▶ _PROBLEM TO WORK ON_
For each line of the data below that contains "label", return that line.
*** DATA PROVIDED Section Begins ***
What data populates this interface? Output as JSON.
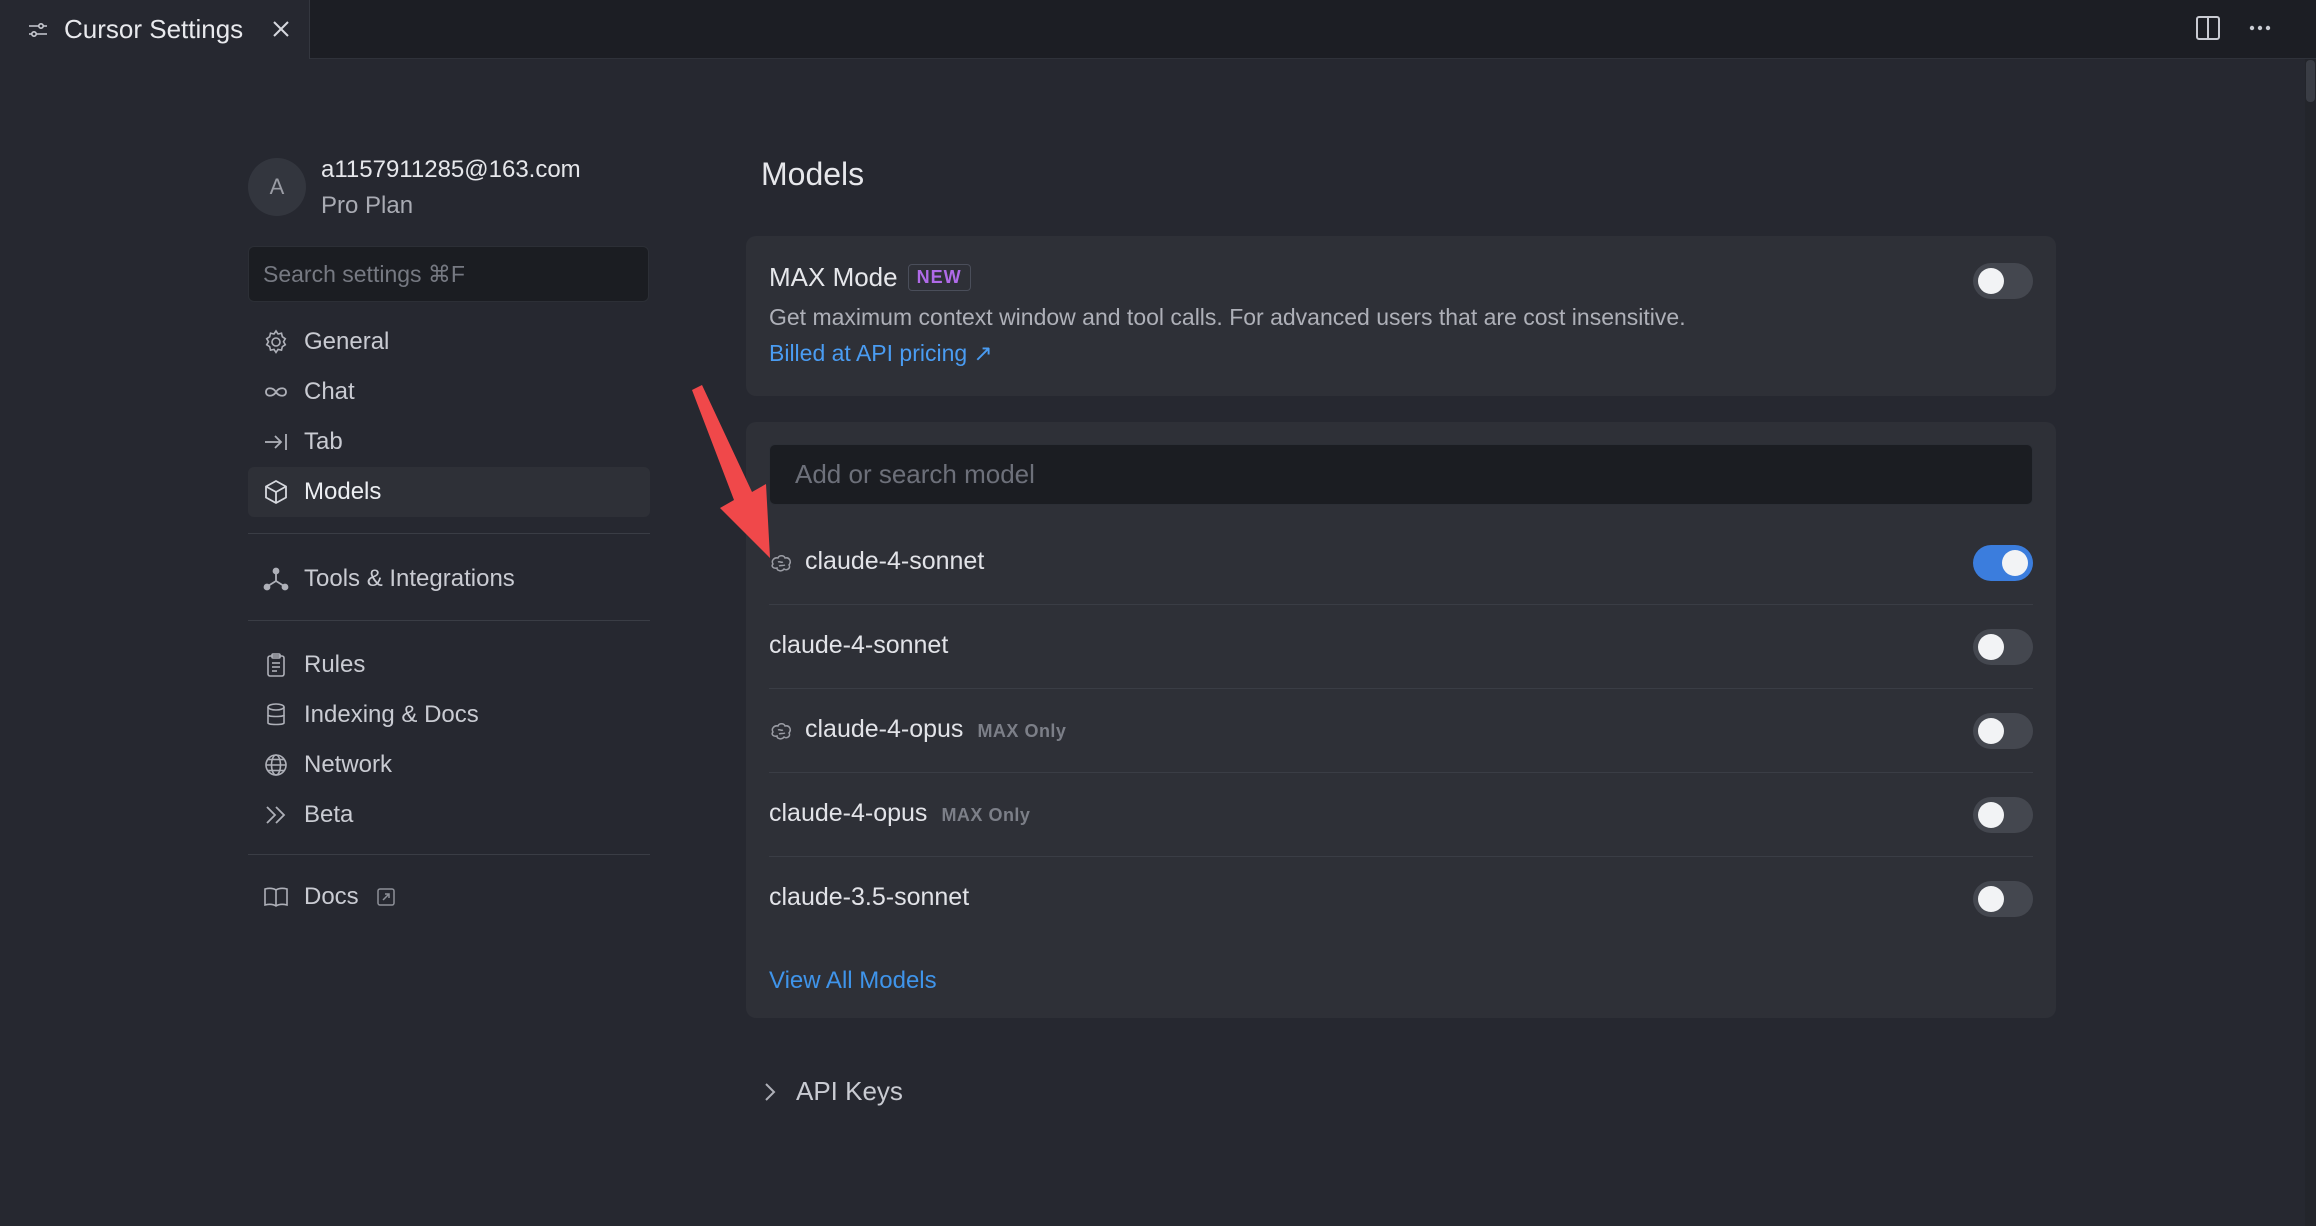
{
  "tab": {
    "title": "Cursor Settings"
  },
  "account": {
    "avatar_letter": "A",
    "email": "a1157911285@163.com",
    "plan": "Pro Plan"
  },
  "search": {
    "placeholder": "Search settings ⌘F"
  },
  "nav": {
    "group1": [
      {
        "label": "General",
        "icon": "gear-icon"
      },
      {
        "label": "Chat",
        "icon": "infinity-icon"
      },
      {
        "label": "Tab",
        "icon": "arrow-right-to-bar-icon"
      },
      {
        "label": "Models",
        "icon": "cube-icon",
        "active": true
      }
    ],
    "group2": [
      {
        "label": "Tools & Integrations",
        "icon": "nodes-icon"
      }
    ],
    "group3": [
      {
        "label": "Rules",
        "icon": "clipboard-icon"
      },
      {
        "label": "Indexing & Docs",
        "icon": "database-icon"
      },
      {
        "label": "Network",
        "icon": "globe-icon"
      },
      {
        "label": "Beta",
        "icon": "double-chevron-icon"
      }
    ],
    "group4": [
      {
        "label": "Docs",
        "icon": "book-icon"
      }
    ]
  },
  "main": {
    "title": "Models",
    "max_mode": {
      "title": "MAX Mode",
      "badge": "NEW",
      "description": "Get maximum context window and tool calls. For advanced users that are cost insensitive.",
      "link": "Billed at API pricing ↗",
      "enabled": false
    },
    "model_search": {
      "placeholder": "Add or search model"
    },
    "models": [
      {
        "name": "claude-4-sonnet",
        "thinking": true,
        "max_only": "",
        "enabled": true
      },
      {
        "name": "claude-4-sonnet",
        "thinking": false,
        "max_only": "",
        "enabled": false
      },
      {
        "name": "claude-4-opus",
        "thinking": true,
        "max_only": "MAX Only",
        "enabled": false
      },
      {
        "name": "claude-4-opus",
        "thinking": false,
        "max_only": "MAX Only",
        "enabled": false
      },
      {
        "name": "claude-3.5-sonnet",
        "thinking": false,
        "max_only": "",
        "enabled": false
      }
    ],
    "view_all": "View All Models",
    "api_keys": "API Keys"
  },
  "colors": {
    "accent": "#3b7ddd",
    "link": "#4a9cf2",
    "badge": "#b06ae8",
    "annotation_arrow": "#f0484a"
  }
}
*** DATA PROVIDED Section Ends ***
▶ _SOLUTION FOR THIS PROBLEM_
        "label": "General",
        "label": "Chat",
        "label": "Tab",
        "label": "Models",
        "label": "Tools & Integrations",
        "label": "Rules",
        "label": "Indexing & Docs",
        "label": "Network",
        "label": "Beta",
        "label": "Docs",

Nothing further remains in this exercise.